When metal rusts in water it is called a redox reaction; the iron loses an electron and is replaced by an oxygen atom from the water, it is oxidized, the water gains an electron lowering meaning it’s reduced. You start with Fe (iron) and H2O and end up with Fe2O3 (rust) and H2 (hydrogen gas). That chemical reaction required an electron to hitch a ride through the water into a water molecule and trade places with an oxygen atom.

We harness that reaction in a battery by finding 2 dissimilar metals (or carbon) or on opposite sides of the periodic table, one has an electron it’s wanting to give up and one has an electron it wants to gain.
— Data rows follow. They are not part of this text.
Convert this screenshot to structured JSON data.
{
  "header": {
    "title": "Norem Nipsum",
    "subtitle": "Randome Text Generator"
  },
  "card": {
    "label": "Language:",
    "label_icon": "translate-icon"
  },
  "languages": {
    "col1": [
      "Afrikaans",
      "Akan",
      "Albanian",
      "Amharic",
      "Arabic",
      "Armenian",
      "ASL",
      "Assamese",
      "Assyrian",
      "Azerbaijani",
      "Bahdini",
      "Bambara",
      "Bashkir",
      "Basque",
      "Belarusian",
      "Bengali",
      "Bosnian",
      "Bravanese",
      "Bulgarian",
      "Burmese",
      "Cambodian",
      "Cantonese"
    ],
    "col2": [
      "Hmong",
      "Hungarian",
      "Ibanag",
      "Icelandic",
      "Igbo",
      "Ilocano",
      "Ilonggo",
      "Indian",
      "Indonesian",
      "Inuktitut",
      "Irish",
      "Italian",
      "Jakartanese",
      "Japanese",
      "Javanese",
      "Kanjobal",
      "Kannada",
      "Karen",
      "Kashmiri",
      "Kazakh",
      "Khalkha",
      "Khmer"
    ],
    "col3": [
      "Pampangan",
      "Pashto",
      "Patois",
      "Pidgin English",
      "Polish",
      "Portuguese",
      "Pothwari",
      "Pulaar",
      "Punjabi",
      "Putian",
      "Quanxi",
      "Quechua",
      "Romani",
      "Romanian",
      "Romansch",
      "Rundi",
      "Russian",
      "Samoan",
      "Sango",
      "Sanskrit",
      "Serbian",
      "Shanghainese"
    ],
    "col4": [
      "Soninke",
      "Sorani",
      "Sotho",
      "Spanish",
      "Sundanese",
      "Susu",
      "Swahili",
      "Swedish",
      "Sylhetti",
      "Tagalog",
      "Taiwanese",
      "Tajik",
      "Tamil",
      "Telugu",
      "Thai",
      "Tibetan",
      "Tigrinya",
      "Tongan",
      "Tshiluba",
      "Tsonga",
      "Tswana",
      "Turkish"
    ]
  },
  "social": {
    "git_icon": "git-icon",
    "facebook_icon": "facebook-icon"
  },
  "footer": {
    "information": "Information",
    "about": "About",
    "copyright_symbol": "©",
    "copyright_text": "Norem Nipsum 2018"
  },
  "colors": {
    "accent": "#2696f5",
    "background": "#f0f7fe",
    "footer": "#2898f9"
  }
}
The electron is passed through the electrolyte but it causes an imbalance which is resolved by sending a flow of electrons from the negative terminal through the car’s electronics powering it, then to the positive terminal of the battery.

When an empty battery is being charged, all the electrons are on one side of the battery are forced to the other side by applying an electrical charge to the battery terminals. This can be done rapidly at first since it’s like filling an empty parking lot. The electrons flowing through the electrolyte have no problem finding an empty spot, as the battery’s charge starts to increase the spots fill up and charging gets slower and slower. The chemical reaction that takes place during charging and discharging of the battery causes it to heat up; this is the main limiting factor behind charging speed of a battery as heat is what kills it and battery charging controllers will limit the charge rate in order to keep the battery from overheating.

There are lots of battery technologies, lots of battery manufacturers, different battery wiring, different charge controller electronics, different cooling/warming strategy/technology, etc.

Even within the exact same battery technology, there can be slightly different electrolites between different manufacturers.

Due to different wiring and cell types some batteries are actually 360V, some are 450V, this is among those who claim 400V, as obviously some manufacturers use 800V batteries.

Tesla for example is warming the batteries when going to a super charger. It will pull 7kw for a while which doesn’t even go to the battery, but it it used to bring the battery at the optimal temperature for fast charging.